━━ EXTRACTED DATA ━━
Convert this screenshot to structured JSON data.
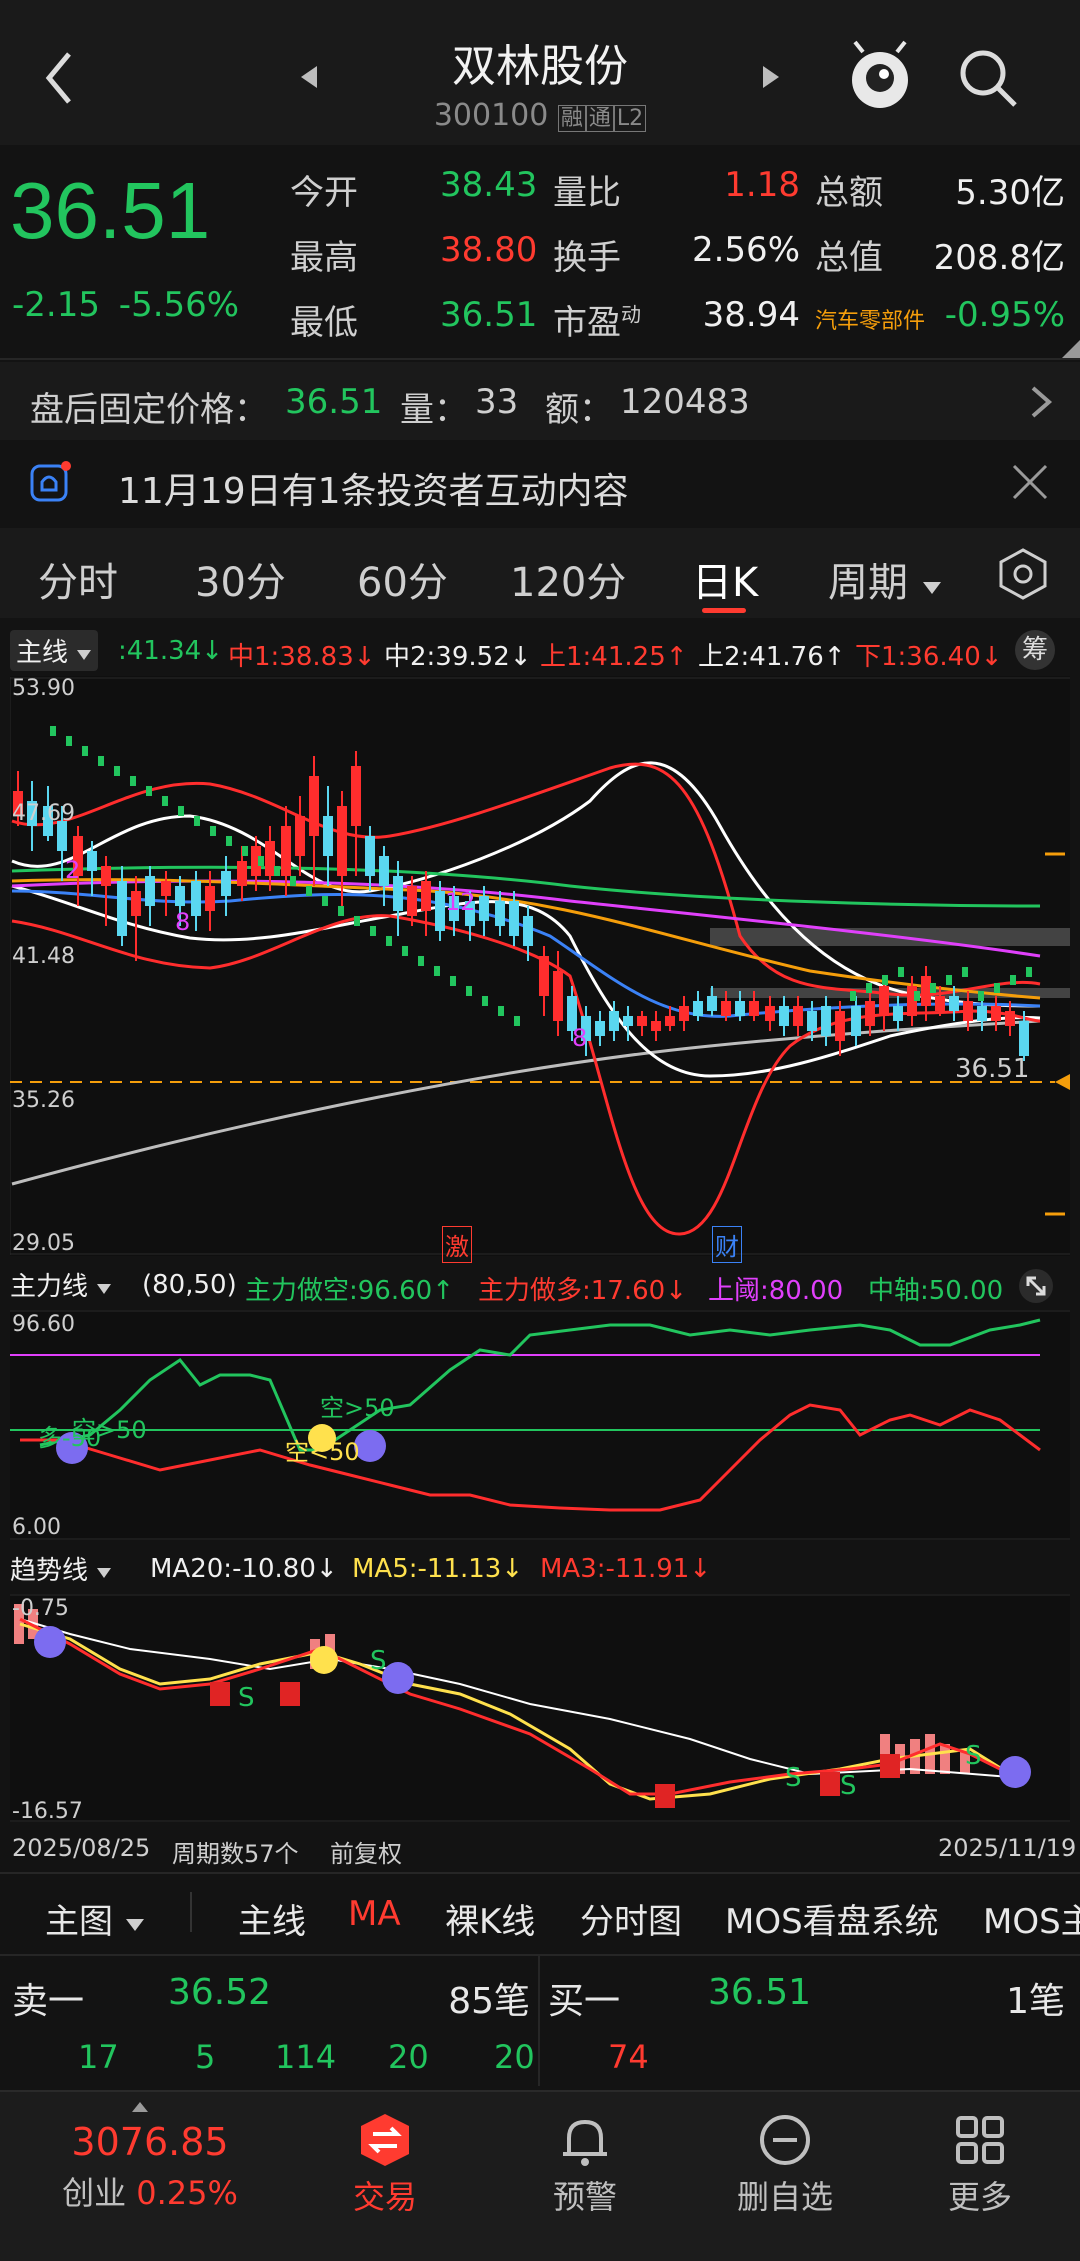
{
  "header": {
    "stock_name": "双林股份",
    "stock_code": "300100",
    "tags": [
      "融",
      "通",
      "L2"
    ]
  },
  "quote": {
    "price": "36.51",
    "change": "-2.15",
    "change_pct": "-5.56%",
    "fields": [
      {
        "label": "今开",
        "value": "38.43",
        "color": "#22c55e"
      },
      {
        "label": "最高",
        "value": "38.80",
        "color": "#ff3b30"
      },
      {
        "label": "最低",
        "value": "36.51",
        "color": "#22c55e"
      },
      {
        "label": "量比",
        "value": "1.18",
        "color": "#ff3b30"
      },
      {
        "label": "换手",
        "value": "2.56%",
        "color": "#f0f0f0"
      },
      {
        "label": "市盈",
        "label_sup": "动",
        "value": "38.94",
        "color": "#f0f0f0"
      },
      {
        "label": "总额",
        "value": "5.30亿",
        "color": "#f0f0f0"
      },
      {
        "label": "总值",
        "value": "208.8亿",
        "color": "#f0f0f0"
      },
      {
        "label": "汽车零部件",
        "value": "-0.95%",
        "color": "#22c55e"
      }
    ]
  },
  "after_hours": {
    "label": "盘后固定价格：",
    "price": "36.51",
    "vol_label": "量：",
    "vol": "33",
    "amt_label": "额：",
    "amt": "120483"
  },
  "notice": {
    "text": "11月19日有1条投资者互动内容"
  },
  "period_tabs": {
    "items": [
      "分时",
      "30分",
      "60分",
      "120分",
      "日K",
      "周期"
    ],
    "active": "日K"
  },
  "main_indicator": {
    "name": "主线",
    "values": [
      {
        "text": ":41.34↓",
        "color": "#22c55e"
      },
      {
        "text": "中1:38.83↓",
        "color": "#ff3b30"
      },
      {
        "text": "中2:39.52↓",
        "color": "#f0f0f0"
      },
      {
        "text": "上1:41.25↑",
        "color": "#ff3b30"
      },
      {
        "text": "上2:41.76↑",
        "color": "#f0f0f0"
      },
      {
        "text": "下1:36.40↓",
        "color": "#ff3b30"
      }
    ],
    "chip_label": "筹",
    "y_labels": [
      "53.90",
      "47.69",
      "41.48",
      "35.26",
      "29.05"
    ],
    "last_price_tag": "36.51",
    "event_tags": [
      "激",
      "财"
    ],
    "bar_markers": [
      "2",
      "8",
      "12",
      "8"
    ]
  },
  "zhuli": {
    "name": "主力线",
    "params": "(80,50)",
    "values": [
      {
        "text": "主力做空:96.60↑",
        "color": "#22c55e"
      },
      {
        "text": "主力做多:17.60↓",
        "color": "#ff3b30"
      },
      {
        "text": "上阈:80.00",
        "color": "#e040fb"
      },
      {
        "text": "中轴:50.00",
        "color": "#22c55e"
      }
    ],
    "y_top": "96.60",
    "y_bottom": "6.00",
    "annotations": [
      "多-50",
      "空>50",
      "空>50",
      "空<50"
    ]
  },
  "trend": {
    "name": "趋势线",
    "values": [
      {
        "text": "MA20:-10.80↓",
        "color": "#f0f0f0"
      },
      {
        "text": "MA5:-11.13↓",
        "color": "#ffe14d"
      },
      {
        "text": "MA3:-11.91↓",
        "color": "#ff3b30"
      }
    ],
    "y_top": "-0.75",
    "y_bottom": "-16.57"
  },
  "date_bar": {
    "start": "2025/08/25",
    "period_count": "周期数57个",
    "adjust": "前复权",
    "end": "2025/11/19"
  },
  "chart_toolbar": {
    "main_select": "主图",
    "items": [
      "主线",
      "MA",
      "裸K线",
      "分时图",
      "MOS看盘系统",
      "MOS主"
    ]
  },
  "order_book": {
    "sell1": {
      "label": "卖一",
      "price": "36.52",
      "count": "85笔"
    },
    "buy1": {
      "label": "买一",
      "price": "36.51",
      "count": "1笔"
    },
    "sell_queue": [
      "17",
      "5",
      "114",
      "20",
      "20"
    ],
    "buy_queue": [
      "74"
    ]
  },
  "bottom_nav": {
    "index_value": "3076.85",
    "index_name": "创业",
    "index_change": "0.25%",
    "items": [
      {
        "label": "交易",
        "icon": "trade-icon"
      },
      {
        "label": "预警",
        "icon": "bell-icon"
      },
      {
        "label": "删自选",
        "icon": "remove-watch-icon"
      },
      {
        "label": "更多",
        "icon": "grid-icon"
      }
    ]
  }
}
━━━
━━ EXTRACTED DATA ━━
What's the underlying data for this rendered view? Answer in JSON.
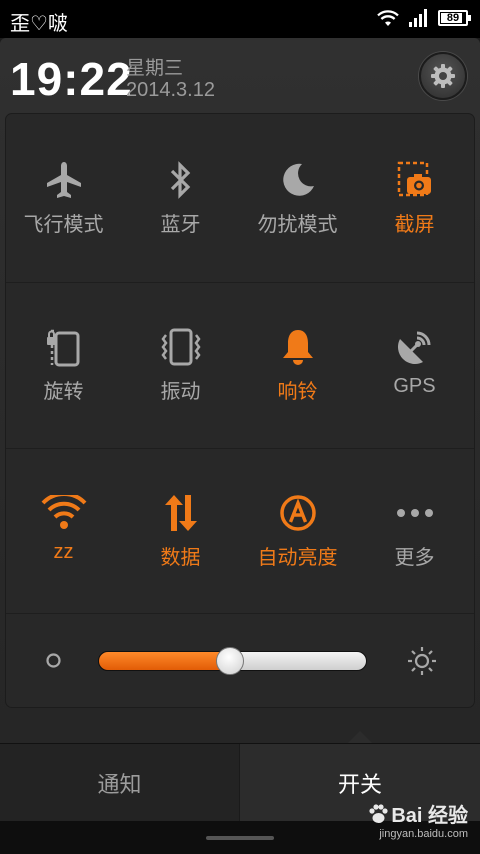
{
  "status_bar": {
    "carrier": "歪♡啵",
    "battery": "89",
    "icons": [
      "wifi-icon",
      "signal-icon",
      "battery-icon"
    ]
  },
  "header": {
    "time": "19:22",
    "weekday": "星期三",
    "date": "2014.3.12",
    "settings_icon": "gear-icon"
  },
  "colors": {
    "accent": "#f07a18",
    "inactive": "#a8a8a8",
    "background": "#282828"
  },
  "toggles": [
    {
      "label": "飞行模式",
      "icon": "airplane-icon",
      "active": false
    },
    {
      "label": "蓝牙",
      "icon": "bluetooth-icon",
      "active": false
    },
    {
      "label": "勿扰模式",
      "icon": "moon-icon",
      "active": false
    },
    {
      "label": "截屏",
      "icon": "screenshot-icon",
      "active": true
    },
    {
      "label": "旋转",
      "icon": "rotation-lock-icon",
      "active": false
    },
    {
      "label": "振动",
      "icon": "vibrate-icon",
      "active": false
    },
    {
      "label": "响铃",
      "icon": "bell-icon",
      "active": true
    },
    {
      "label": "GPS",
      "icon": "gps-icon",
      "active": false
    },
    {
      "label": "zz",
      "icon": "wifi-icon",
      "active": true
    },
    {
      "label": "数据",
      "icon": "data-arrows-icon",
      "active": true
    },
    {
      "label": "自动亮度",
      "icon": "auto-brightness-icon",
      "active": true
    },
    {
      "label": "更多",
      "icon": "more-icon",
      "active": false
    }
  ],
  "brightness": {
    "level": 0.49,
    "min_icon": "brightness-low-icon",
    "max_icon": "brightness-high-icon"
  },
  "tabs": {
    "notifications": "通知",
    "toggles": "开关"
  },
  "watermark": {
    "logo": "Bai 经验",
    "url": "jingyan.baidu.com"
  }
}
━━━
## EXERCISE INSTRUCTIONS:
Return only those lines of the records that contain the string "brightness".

## ANSWER BOX:
      "icon": "auto-brightness-icon",
  "brightness": {
    "min_icon": "brightness-low-icon",
    "max_icon": "brightness-high-icon"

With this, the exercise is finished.